Meanwhile, one unique aspect of their business is the fact that they only stock wines that they have tried, which according to the couple makes their business more personable since they are able to better interact with their clients.
“We only order wines that we love. I think there is nothing worse than you importing something and never taste it. So, everything we purchase, we have tasted; we are not experts by no means, but we know a lot but at the same time when we are purchasing wines we want to say oh this is tasty and that a customer would want it,” Michelle said.
Additionally, they have a preference for importing wines from boutique wineries since they have great admiration for the craftsmanship that goes into making the wine.
“Clients would call sometimes asking for Yellow Tail or Barefoot, but we primarily deal with boutique wineries which produce maybe a thousand bottles or under per grape varietal, and sometimes they only have one grape and would only do a Merlot or Cabernet Sauvignon. So we only seek out places like that because we think the craftsmanship that goes into making the wine is exceptional, and we also choose companies that have biodynamic and sustainable organic,” Michelle explained.
“We want stuff from our backyard like Peru, Brazil, Chile, Columbia, Argentina, these are places that are producing world class wines and we want to spotlight them. Another reason why we are interested in those kinds of wineries is that they are more approachable, per se Yellow Tail, and to me, over here we have a tendency where if we have tried it, we try nothing else and we just go back to it, over and over. But a part of becoming a wine drinker is that you are going to explore. Some of them you aren’t going to like and some of them you are going to like and that’s why we are choosing those small boutique wineries,” she added, before noting that they also stock craft ciders and mixers.
Another noteworthy aspect of their business model is having a vehicle that they have customized to be utilised as a mobile wine bar which they rent for various events.
“If you had a backyard or a front yard or garden, we pop up with the vehicle that is a full functioning bar only dealing with wines… If you want the bar to be at an event we have special packages available. The wines are there, we can be your DJ, you can take photos inside the vehicle,” Keon shared.
Additionally, there are plans to do gift baskets and customizable labels and even a wine subscription.
“If you want to send someone a wine basket we will include gourmet snacks, plans for a wine subscription. We have lots of plans, it’s just that things move a little slow over here; we are trying to meet everyone in some way but not to do too much…If someone is to ask us what’s our ideal ambition for the business it’s to supply all the hotels, it’s to supply the bars, it’s to supply the clubs, the Ministries that have functions, the diplomats, the people who are seeking the oil, the average person who wants to sit down and have a glass of wine,” Michelle explained.
“Also, I would love to have a bottling plant where Guyanese can come and bottle their own wine. We can source grapes that are made in Guyana or Brazil or Argentina that couples can come and bottle their own wine. I think that the approach for the customer to come in and make their own wine and even customize their own labels is cool,” she added.
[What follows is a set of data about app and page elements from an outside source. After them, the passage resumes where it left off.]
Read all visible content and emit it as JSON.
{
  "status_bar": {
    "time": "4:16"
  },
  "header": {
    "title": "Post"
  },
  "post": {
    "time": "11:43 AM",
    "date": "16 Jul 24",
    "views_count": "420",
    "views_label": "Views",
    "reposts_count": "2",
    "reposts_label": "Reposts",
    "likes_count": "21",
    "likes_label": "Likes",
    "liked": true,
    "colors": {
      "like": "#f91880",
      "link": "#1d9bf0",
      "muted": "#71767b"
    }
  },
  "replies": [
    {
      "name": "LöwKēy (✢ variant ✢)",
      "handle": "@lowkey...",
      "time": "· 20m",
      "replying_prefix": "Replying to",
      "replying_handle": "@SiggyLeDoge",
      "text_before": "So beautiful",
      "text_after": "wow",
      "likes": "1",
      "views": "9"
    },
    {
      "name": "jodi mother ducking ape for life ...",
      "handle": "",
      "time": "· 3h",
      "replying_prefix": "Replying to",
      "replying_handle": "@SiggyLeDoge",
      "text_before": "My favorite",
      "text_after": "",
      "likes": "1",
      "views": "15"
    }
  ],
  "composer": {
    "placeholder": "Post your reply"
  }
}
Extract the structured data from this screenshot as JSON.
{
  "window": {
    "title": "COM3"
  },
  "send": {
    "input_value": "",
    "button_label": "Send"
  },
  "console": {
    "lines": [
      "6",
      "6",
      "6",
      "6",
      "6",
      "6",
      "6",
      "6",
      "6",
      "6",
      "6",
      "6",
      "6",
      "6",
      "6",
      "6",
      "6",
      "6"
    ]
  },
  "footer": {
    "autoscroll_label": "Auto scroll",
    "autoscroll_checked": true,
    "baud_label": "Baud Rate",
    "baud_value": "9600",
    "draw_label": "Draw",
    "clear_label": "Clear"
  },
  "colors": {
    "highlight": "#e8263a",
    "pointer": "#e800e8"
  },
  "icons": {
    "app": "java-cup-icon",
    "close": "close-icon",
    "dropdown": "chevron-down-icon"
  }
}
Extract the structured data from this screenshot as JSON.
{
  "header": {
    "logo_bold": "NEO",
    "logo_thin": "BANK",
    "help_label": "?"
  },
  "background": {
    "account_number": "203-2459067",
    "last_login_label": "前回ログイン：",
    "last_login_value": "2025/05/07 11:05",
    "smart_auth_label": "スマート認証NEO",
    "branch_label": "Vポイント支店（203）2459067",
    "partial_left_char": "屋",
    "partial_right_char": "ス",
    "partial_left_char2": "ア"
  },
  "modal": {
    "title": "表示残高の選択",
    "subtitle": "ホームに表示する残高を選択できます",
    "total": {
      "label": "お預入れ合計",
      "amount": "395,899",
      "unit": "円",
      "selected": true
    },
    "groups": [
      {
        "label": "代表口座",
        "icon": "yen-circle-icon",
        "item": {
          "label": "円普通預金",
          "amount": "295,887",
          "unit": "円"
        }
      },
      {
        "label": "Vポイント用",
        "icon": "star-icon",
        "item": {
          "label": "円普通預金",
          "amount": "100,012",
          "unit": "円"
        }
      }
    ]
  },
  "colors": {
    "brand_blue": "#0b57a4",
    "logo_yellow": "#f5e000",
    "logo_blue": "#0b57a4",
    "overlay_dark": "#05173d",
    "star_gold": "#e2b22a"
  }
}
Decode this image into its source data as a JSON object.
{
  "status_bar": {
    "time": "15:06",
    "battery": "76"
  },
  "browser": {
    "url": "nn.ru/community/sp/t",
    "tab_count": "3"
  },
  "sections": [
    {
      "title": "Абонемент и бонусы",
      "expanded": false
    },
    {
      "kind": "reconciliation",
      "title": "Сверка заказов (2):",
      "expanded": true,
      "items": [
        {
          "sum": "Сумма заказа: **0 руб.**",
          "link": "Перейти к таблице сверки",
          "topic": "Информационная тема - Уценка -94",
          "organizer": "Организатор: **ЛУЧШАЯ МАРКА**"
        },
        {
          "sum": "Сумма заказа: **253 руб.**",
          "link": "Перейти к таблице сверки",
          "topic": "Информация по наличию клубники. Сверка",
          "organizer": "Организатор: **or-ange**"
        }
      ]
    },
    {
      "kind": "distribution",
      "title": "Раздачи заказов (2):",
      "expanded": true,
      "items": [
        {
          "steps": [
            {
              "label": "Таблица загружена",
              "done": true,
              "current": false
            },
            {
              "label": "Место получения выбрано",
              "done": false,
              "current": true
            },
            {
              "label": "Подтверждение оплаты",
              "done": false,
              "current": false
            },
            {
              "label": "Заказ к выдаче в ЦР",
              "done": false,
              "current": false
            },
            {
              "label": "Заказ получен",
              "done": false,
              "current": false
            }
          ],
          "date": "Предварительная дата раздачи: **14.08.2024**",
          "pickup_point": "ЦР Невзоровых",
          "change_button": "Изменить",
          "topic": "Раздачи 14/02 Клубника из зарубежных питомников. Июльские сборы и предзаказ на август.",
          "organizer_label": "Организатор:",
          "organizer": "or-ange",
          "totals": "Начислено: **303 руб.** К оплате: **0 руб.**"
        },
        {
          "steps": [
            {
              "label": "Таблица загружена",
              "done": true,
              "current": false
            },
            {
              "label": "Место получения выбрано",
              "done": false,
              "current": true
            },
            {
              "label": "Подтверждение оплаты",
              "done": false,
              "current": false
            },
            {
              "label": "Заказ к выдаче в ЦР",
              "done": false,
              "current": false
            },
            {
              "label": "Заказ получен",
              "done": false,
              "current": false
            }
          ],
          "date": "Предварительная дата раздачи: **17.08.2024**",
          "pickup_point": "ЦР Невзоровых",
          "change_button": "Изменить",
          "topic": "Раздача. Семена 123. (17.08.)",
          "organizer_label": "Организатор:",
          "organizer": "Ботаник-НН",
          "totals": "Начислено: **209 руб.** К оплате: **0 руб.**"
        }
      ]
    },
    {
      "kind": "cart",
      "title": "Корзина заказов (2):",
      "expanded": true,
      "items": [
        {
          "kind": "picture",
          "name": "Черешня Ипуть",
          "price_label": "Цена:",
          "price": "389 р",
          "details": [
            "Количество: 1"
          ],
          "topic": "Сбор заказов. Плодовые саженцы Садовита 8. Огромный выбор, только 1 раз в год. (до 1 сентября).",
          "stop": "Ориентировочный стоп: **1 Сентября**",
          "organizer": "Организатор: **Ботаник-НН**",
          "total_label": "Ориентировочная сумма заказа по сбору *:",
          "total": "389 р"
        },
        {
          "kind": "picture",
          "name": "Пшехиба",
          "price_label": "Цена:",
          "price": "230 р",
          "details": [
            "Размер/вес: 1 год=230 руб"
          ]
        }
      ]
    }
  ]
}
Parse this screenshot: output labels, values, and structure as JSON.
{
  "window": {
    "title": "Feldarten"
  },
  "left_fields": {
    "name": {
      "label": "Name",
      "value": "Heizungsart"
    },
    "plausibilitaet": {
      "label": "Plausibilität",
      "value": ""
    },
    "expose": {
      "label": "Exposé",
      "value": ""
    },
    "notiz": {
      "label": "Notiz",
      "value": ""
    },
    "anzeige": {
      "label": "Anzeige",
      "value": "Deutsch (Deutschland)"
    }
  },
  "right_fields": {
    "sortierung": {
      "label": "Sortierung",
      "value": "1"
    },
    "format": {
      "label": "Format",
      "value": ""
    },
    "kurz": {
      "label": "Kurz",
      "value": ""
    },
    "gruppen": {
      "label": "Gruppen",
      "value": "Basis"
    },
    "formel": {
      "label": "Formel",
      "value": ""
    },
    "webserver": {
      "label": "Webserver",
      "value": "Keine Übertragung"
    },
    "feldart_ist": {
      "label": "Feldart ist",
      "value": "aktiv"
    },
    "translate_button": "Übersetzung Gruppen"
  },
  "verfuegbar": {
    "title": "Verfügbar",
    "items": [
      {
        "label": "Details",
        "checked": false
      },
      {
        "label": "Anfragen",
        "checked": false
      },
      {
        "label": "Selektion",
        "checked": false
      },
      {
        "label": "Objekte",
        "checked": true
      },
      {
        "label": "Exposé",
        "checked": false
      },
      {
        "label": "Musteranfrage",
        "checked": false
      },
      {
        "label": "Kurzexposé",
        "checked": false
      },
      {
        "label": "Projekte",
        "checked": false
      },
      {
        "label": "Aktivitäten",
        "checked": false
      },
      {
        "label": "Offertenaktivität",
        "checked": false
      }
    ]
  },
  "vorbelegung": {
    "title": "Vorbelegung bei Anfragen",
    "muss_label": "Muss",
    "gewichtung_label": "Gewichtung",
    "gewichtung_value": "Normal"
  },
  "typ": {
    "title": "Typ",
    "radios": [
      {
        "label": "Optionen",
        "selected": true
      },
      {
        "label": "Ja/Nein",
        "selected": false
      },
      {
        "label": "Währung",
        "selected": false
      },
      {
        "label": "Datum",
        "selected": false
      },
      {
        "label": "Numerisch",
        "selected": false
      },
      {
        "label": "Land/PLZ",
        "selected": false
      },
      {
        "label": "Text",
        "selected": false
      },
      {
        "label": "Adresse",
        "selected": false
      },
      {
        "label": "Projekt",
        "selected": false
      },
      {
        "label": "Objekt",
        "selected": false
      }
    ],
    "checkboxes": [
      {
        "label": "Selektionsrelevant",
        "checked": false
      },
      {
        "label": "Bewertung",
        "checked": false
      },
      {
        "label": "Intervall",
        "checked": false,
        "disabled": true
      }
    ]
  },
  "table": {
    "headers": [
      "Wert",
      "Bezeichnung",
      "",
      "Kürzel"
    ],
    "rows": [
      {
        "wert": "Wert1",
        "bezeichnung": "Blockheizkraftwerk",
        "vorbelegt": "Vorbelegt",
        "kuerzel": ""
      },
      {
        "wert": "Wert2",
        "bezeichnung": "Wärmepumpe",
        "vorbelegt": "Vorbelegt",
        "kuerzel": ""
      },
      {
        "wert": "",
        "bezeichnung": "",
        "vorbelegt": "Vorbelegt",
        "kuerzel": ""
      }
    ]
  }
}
The Howards noted that though have been in operation for just under two months, they have received fairly good reviews thus far.
“I think for a business that is just under two months functioning, it’s been really good. People are talking back to you. From having people reaching out to you which is a good thing,” Keon shared.
“As much as we can we do ads; we reach out to people as much as we can….it’s been pretty good I can’t complain,” Michelle added.